Web page and app entries:
● ● ● ● ● ● ●
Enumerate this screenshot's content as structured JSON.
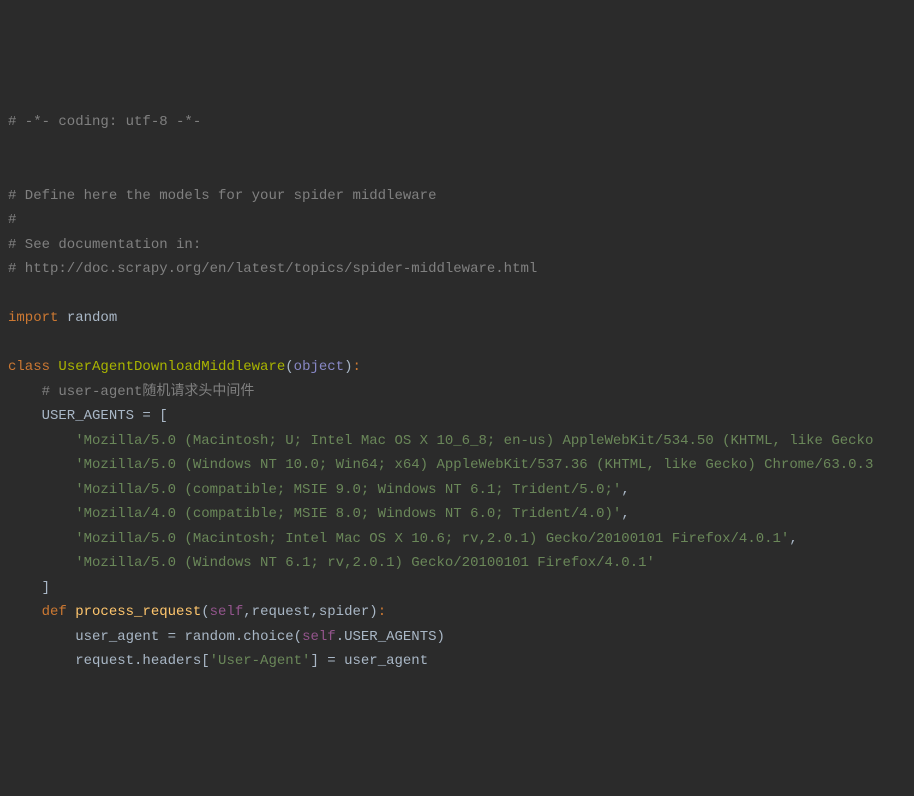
{
  "code": {
    "c1": "# -*- coding: utf-8 -*-",
    "c2": "# Define here the models for your spider middleware",
    "c3": "#",
    "c4": "# See documentation in:",
    "c5": "# http://doc.scrapy.org/en/latest/topics/spider-middleware.html",
    "kw_import": "import",
    "mod_random": " random",
    "kw_class": "class",
    "classname": " UserAgentDownloadMiddleware",
    "paren_open": "(",
    "obj": "object",
    "paren_close": ")",
    "colon": ":",
    "c_ua": "    # user-agent随机请求头中间件",
    "ua_ident": "    USER_AGENTS ",
    "eq": "= ",
    "bracket_open": "[",
    "s1": "        'Mozilla/5.0 (Macintosh; U; Intel Mac OS X 10_6_8; en-us) AppleWebKit/534.50 (KHTML, like Gecko",
    "s2": "        'Mozilla/5.0 (Windows NT 10.0; Win64; x64) AppleWebKit/537.36 (KHTML, like Gecko) Chrome/63.0.3",
    "s3_pre": "        ",
    "s3": "'Mozilla/5.0 (compatible; MSIE 9.0; Windows NT 6.1; Trident/5.0;'",
    "comma": ",",
    "s4_pre": "        ",
    "s4": "'Mozilla/4.0 (compatible; MSIE 8.0; Windows NT 6.0; Trident/4.0)'",
    "s5_pre": "        ",
    "s5": "'Mozilla/5.0 (Macintosh; Intel Mac OS X 10.6; rv,2.0.1) Gecko/20100101 Firefox/4.0.1'",
    "s6_pre": "        ",
    "s6": "'Mozilla/5.0 (Windows NT 6.1; rv,2.0.1) Gecko/20100101 Firefox/4.0.1'",
    "bracket_close": "    ]",
    "indent_def": "    ",
    "kw_def": "def",
    "funcname": " process_request",
    "p_open": "(",
    "p_self": "self",
    "p_rest": ",request,spider",
    "p_close": ")",
    "body1_a": "        user_agent ",
    "body1_eq": "= ",
    "body1_b": "random.choice(",
    "body1_self": "self",
    "body1_c": ".USER_AGENTS)",
    "body2_a": "        request.headers[",
    "body2_key": "'User-Agent'",
    "body2_b": "] ",
    "body2_eq": "= ",
    "body2_c": "user_agent"
  }
}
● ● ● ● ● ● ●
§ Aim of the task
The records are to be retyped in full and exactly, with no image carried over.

§ Response for this exercise
Enumerate this screenshot's content as structured JSON.
{
  "code": {
    "c1": "# -*- coding: utf-8 -*-",
    "c2": "# Define here the models for your spider middleware",
    "c3": "#",
    "c4": "# See documentation in:",
    "c5": "# http://doc.scrapy.org/en/latest/topics/spider-middleware.html",
    "kw_import": "import",
    "mod_random": " random",
    "kw_class": "class",
    "classname": " UserAgentDownloadMiddleware",
    "paren_open": "(",
    "obj": "object",
    "paren_close": ")",
    "colon": ":",
    "c_ua": "    # user-agent随机请求头中间件",
    "ua_ident": "    USER_AGENTS ",
    "eq": "= ",
    "bracket_open": "[",
    "s1": "        'Mozilla/5.0 (Macintosh; U; Intel Mac OS X 10_6_8; en-us) AppleWebKit/534.50 (KHTML, like Gecko",
    "s2": "        'Mozilla/5.0 (Windows NT 10.0; Win64; x64) AppleWebKit/537.36 (KHTML, like Gecko) Chrome/63.0.3",
    "s3_pre": "        ",
    "s3": "'Mozilla/5.0 (compatible; MSIE 9.0; Windows NT 6.1; Trident/5.0;'",
    "comma": ",",
    "s4_pre": "        ",
    "s4": "'Mozilla/4.0 (compatible; MSIE 8.0; Windows NT 6.0; Trident/4.0)'",
    "s5_pre": "        ",
    "s5": "'Mozilla/5.0 (Macintosh; Intel Mac OS X 10.6; rv,2.0.1) Gecko/20100101 Firefox/4.0.1'",
    "s6_pre": "        ",
    "s6": "'Mozilla/5.0 (Windows NT 6.1; rv,2.0.1) Gecko/20100101 Firefox/4.0.1'",
    "bracket_close": "    ]",
    "indent_def": "    ",
    "kw_def": "def",
    "funcname": " process_request",
    "p_open": "(",
    "p_self": "self",
    "p_rest": ",request,spider",
    "p_close": ")",
    "body1_a": "        user_agent ",
    "body1_eq": "= ",
    "body1_b": "random.choice(",
    "body1_self": "self",
    "body1_c": ".USER_AGENTS)",
    "body2_a": "        request.headers[",
    "body2_key": "'User-Agent'",
    "body2_b": "] ",
    "body2_eq": "= ",
    "body2_c": "user_agent"
  }
}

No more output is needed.